§ Extracted records
::::::

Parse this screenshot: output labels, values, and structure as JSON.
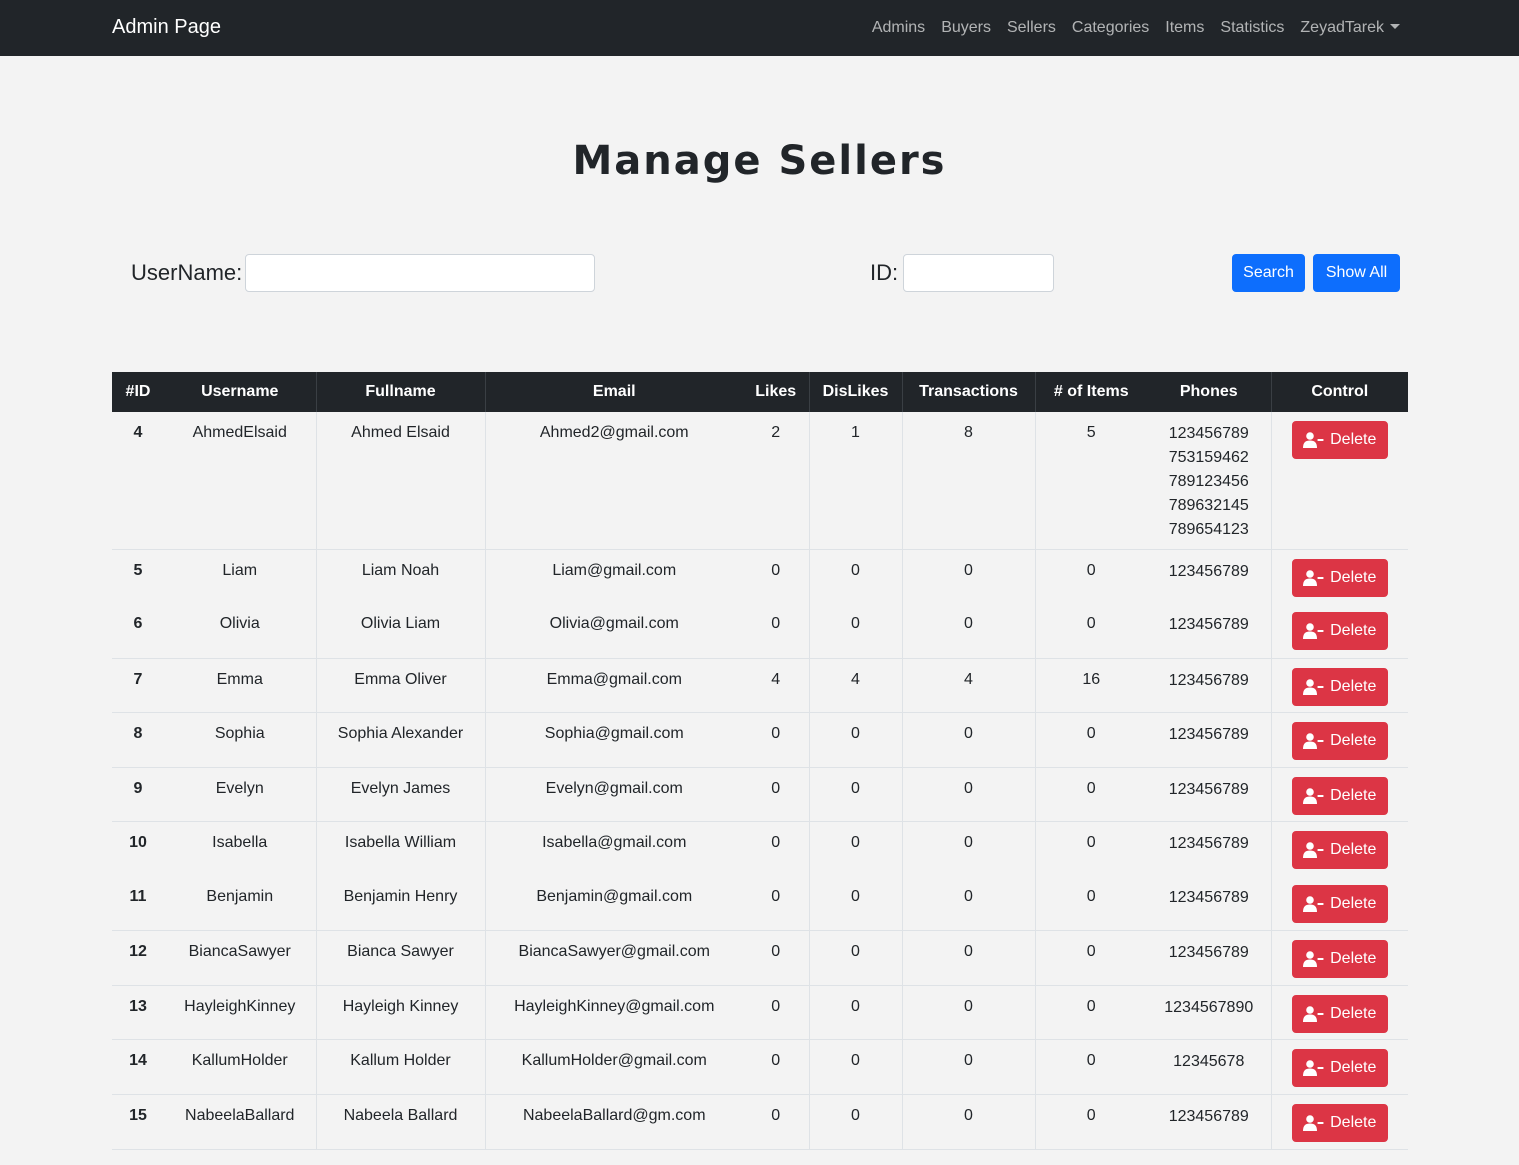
{
  "navbar": {
    "brand": "Admin Page",
    "links": [
      "Admins",
      "Buyers",
      "Sellers",
      "Categories",
      "Items",
      "Statistics"
    ],
    "user": "ZeyadTarek"
  },
  "page": {
    "title": "Manage Sellers"
  },
  "search": {
    "username_label": "UserName:",
    "username_value": "",
    "id_label": "ID:",
    "id_value": "",
    "search_button": "Search",
    "show_all_button": "Show All"
  },
  "table": {
    "headers": [
      "#ID",
      "Username",
      "Fullname",
      "Email",
      "Likes",
      "DisLikes",
      "Transactions",
      "# of Items",
      "Phones",
      "Control"
    ],
    "delete_label": "Delete",
    "rows": [
      {
        "id": "4",
        "username": "AhmedElsaid",
        "fullname": "Ahmed Elsaid",
        "email": "Ahmed2@gmail.com",
        "likes": "2",
        "dislikes": "1",
        "transactions": "8",
        "items": "5",
        "phones": [
          "123456789",
          "753159462",
          "789123456",
          "789632145",
          "789654123"
        ]
      },
      {
        "id": "5",
        "username": "Liam",
        "fullname": "Liam Noah",
        "email": "Liam@gmail.com",
        "likes": "0",
        "dislikes": "0",
        "transactions": "0",
        "items": "0",
        "phones": [
          "123456789"
        ]
      },
      {
        "id": "6",
        "username": "Olivia",
        "fullname": "Olivia Liam",
        "email": "Olivia@gmail.com",
        "likes": "0",
        "dislikes": "0",
        "transactions": "0",
        "items": "0",
        "phones": [
          "123456789"
        ]
      },
      {
        "id": "7",
        "username": "Emma",
        "fullname": "Emma Oliver",
        "email": "Emma@gmail.com",
        "likes": "4",
        "dislikes": "4",
        "transactions": "4",
        "items": "16",
        "phones": [
          "123456789"
        ]
      },
      {
        "id": "8",
        "username": "Sophia",
        "fullname": "Sophia Alexander",
        "email": "Sophia@gmail.com",
        "likes": "0",
        "dislikes": "0",
        "transactions": "0",
        "items": "0",
        "phones": [
          "123456789"
        ]
      },
      {
        "id": "9",
        "username": "Evelyn",
        "fullname": "Evelyn James",
        "email": "Evelyn@gmail.com",
        "likes": "0",
        "dislikes": "0",
        "transactions": "0",
        "items": "0",
        "phones": [
          "123456789"
        ]
      },
      {
        "id": "10",
        "username": "Isabella",
        "fullname": "Isabella William",
        "email": "Isabella@gmail.com",
        "likes": "0",
        "dislikes": "0",
        "transactions": "0",
        "items": "0",
        "phones": [
          "123456789"
        ]
      },
      {
        "id": "11",
        "username": "Benjamin",
        "fullname": "Benjamin Henry",
        "email": "Benjamin@gmail.com",
        "likes": "0",
        "dislikes": "0",
        "transactions": "0",
        "items": "0",
        "phones": [
          "123456789"
        ]
      },
      {
        "id": "12",
        "username": "BiancaSawyer",
        "fullname": "Bianca Sawyer",
        "email": "BiancaSawyer@gmail.com",
        "likes": "0",
        "dislikes": "0",
        "transactions": "0",
        "items": "0",
        "phones": [
          "123456789"
        ]
      },
      {
        "id": "13",
        "username": "HayleighKinney",
        "fullname": "Hayleigh Kinney",
        "email": "HayleighKinney@gmail.com",
        "likes": "0",
        "dislikes": "0",
        "transactions": "0",
        "items": "0",
        "phones": [
          "1234567890"
        ]
      },
      {
        "id": "14",
        "username": "KallumHolder",
        "fullname": "Kallum Holder",
        "email": "KallumHolder@gmail.com",
        "likes": "0",
        "dislikes": "0",
        "transactions": "0",
        "items": "0",
        "phones": [
          "12345678"
        ]
      },
      {
        "id": "15",
        "username": "NabeelaBallard",
        "fullname": "Nabeela Ballard",
        "email": "NabeelaBallard@gm.com",
        "likes": "0",
        "dislikes": "0",
        "transactions": "0",
        "items": "0",
        "phones": [
          "123456789"
        ]
      }
    ]
  },
  "colors": {
    "navbar": "#212529",
    "primary": "#0d6efd",
    "danger": "#dc3545",
    "background": "#f3f3f3"
  },
  "icons": {
    "delete_button_icon": "user-minus-icon",
    "user_menu_icon": "caret-down-icon"
  }
}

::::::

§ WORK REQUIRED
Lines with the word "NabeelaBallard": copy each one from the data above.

§ RESULT OF THE TASK
        "username": "NabeelaBallard",
        "email": "NabeelaBallard@gm.com",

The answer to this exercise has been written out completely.